Entries from a dataset of interfaces:
Start of Block
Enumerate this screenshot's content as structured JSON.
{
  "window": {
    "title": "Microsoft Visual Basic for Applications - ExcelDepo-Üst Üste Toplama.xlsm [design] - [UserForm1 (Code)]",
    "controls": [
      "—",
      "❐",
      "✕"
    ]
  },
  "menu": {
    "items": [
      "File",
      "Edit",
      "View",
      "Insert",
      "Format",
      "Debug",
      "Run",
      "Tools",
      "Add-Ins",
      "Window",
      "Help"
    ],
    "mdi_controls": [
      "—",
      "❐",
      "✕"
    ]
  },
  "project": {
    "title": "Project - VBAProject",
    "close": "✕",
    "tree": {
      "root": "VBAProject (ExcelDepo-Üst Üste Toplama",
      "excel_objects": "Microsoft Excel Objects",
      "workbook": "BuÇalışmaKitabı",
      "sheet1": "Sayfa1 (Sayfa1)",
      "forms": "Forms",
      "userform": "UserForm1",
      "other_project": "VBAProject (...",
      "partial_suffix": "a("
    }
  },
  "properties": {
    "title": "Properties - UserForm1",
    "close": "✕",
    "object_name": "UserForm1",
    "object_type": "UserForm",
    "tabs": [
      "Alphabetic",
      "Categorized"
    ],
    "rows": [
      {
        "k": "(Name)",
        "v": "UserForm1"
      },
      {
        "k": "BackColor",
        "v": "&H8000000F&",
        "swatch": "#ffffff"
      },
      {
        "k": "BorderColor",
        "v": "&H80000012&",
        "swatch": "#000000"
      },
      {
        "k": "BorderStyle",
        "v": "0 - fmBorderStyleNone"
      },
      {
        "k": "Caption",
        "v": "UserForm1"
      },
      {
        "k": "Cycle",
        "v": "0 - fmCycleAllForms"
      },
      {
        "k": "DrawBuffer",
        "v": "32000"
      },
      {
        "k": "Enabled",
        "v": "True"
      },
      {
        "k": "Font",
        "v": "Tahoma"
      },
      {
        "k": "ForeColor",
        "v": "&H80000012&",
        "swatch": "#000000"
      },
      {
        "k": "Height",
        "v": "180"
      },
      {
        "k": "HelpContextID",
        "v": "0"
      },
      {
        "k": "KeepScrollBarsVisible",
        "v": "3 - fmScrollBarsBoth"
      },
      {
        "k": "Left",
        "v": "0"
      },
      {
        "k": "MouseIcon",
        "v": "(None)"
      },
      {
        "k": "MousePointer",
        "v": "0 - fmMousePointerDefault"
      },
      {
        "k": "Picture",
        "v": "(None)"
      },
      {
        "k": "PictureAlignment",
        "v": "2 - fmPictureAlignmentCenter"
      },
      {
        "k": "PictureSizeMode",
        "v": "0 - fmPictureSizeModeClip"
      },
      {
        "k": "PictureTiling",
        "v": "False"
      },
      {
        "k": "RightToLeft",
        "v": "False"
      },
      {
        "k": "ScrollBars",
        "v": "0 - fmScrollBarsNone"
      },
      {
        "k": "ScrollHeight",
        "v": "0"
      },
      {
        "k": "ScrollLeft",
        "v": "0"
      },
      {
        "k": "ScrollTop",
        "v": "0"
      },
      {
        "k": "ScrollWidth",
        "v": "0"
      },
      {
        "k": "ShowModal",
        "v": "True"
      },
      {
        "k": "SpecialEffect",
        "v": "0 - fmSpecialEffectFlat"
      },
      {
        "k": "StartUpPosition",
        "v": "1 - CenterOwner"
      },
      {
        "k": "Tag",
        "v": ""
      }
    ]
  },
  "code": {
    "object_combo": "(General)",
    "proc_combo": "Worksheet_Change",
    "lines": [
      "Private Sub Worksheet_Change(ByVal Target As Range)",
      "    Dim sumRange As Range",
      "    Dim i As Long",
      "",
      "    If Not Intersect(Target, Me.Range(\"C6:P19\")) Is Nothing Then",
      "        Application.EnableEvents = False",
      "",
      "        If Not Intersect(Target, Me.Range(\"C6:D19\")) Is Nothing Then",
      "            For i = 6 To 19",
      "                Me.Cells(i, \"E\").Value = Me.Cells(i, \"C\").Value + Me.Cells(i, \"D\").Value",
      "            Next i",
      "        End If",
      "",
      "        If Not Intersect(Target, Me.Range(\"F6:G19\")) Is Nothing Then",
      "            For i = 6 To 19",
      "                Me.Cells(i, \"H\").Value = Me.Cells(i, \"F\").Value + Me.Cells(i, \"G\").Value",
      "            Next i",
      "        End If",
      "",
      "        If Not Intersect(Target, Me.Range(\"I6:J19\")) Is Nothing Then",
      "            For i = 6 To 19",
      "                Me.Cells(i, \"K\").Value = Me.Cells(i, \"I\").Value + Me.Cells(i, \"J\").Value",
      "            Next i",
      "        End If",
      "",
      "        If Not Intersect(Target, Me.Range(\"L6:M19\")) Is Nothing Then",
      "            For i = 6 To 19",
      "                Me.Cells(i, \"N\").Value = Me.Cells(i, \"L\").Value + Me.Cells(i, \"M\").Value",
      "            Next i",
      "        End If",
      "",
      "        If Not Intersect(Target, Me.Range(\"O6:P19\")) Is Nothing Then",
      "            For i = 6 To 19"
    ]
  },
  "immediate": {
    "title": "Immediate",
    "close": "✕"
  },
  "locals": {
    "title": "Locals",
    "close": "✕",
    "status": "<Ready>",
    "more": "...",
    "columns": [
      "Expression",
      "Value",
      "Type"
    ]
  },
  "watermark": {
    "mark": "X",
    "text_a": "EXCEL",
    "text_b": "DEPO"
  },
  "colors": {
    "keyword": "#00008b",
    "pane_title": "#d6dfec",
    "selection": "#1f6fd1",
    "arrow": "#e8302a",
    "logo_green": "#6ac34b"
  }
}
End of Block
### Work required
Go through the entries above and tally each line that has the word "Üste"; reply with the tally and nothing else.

### Written reply
2